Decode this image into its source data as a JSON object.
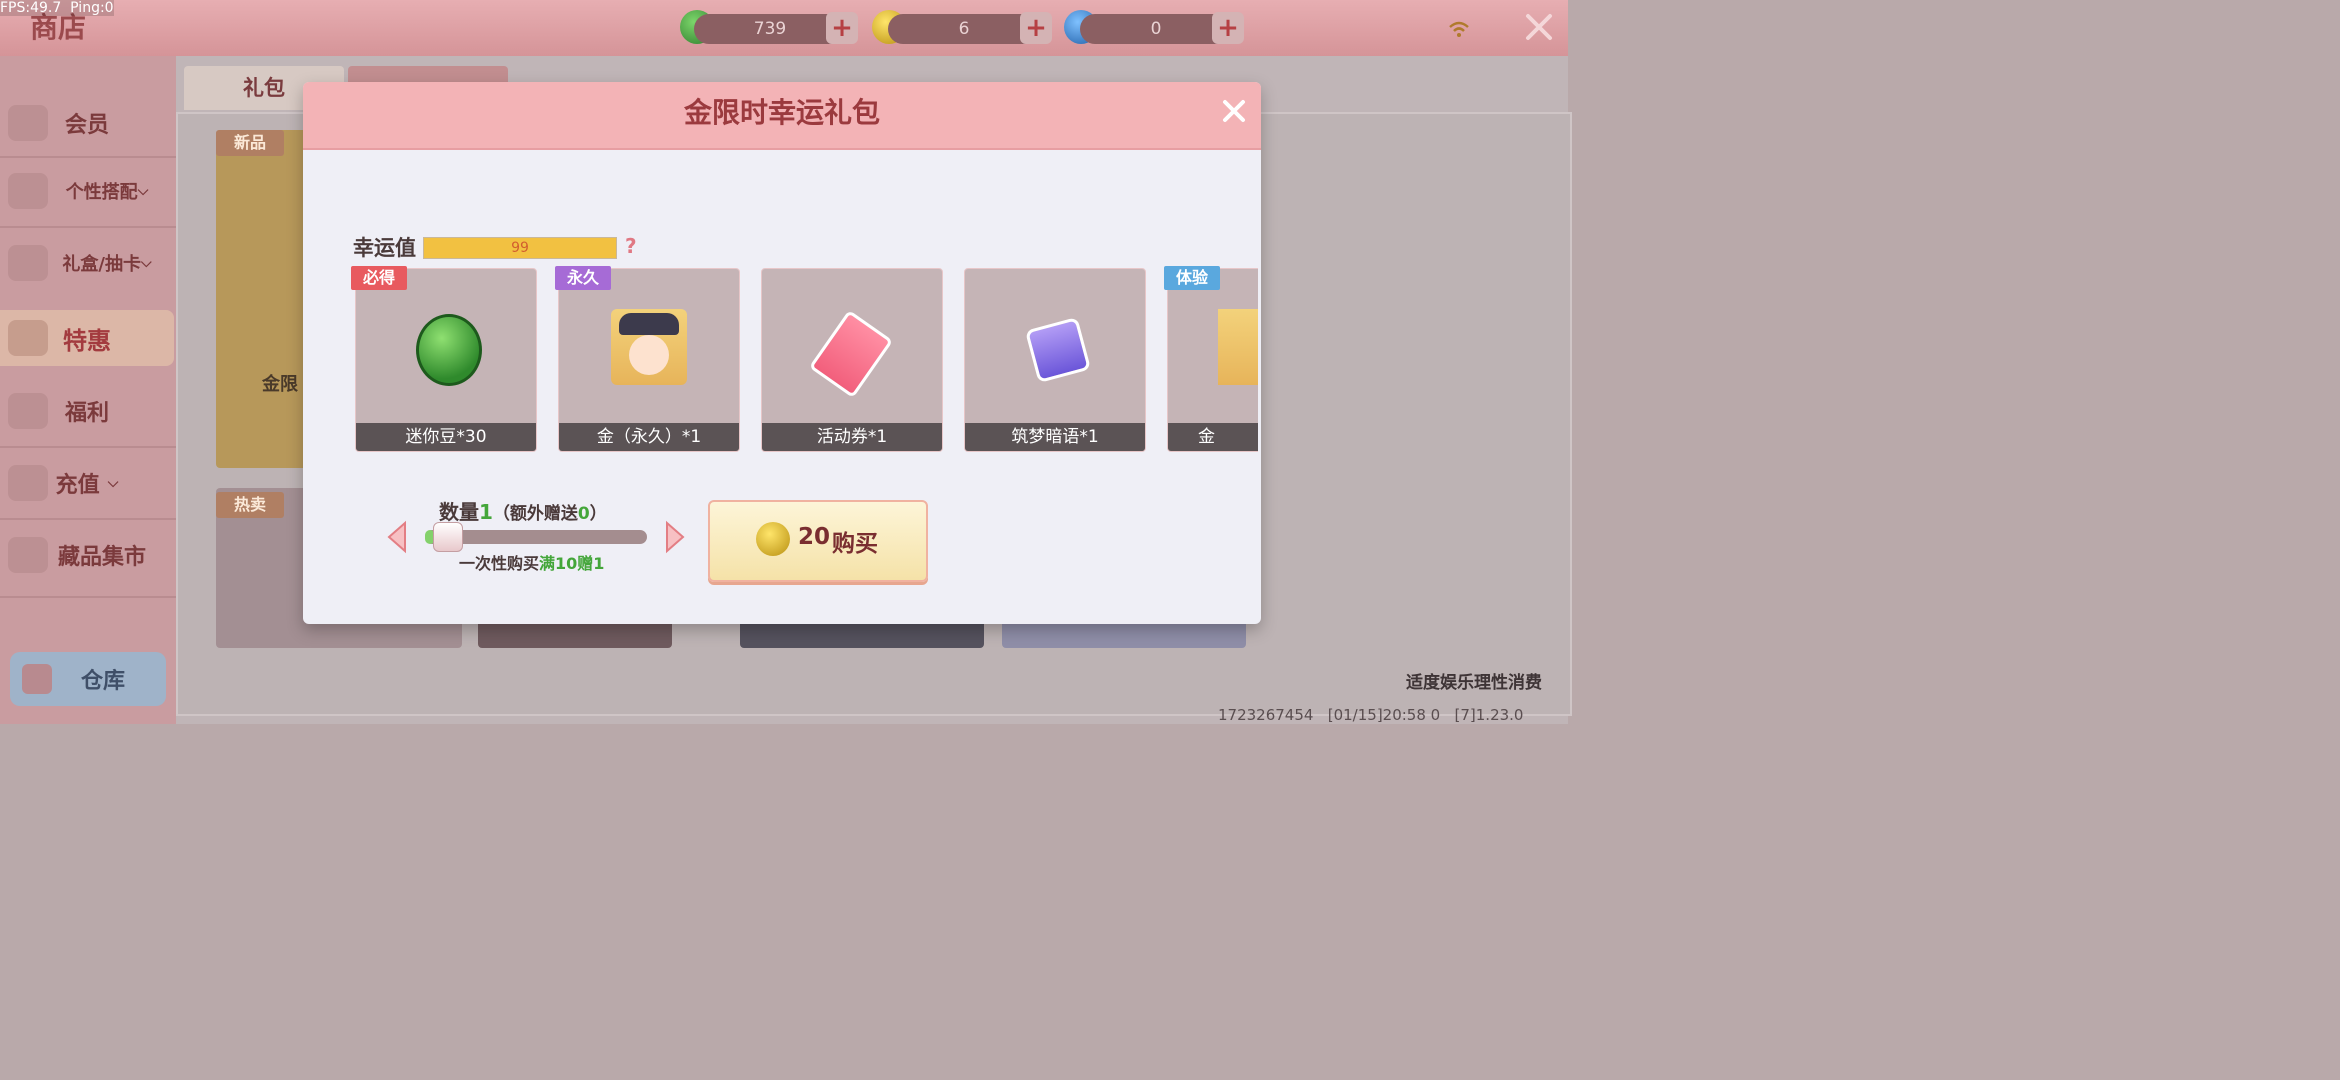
{
  "debug": {
    "fps_text": "FPS:49.7  Ping:0"
  },
  "header": {
    "title": "商店"
  },
  "currencies": [
    {
      "name": "mini-bean",
      "value": "739",
      "color": "#3c9a3a"
    },
    {
      "name": "gold-coin",
      "value": "6",
      "color": "#e7c42b"
    },
    {
      "name": "blue-coin",
      "value": "0",
      "color": "#2d73c8"
    }
  ],
  "sidebar": {
    "items": [
      {
        "label": "会员"
      },
      {
        "label": "个性搭配"
      },
      {
        "label": "礼盒/抽卡"
      },
      {
        "label": "特惠"
      },
      {
        "label": "福利"
      },
      {
        "label": "充值"
      },
      {
        "label": "藏品集市"
      }
    ],
    "warehouse": "仓库"
  },
  "tabs": [
    {
      "label": "礼包"
    }
  ],
  "shop": {
    "tag_new": "新品",
    "tag_hot": "热卖",
    "card_text": "金限"
  },
  "footer": {
    "notice": "适度娱乐理性消费",
    "build_info": "1723267454   [01/15]20:58 0   [7]1.23.0"
  },
  "modal": {
    "title": "金限时幸运礼包",
    "luck": {
      "label": "幸运值",
      "value": "99",
      "fill_fraction": 1.0,
      "help": "?"
    },
    "items": [
      {
        "tag": "必得",
        "tag_color": "#e85a5f",
        "label": "迷你豆*30",
        "icon": "mini-bean-icon"
      },
      {
        "tag": "永久",
        "tag_color": "#a66bd6",
        "label": "金（永久）*1",
        "icon": "character-portrait-icon"
      },
      {
        "tag": "",
        "tag_color": "",
        "label": "活动券*1",
        "icon": "event-ticket-icon"
      },
      {
        "tag": "",
        "tag_color": "",
        "label": "筑梦暗语*1",
        "icon": "dream-whisper-icon"
      },
      {
        "tag": "体验",
        "tag_color": "#5aa8de",
        "label": "金",
        "icon": "character-trial-icon"
      }
    ],
    "quantity": {
      "label": "数量",
      "value": "1",
      "bonus_prefix": "（额外赠送",
      "bonus_value": "0",
      "bonus_suffix": "）",
      "slider_fraction": 0.0,
      "promo_prefix": "一次性购买",
      "promo_highlight": "满10赠1"
    },
    "buy": {
      "price": "20",
      "label": "购买"
    }
  }
}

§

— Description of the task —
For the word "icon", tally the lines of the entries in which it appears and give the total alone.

— Result below —
5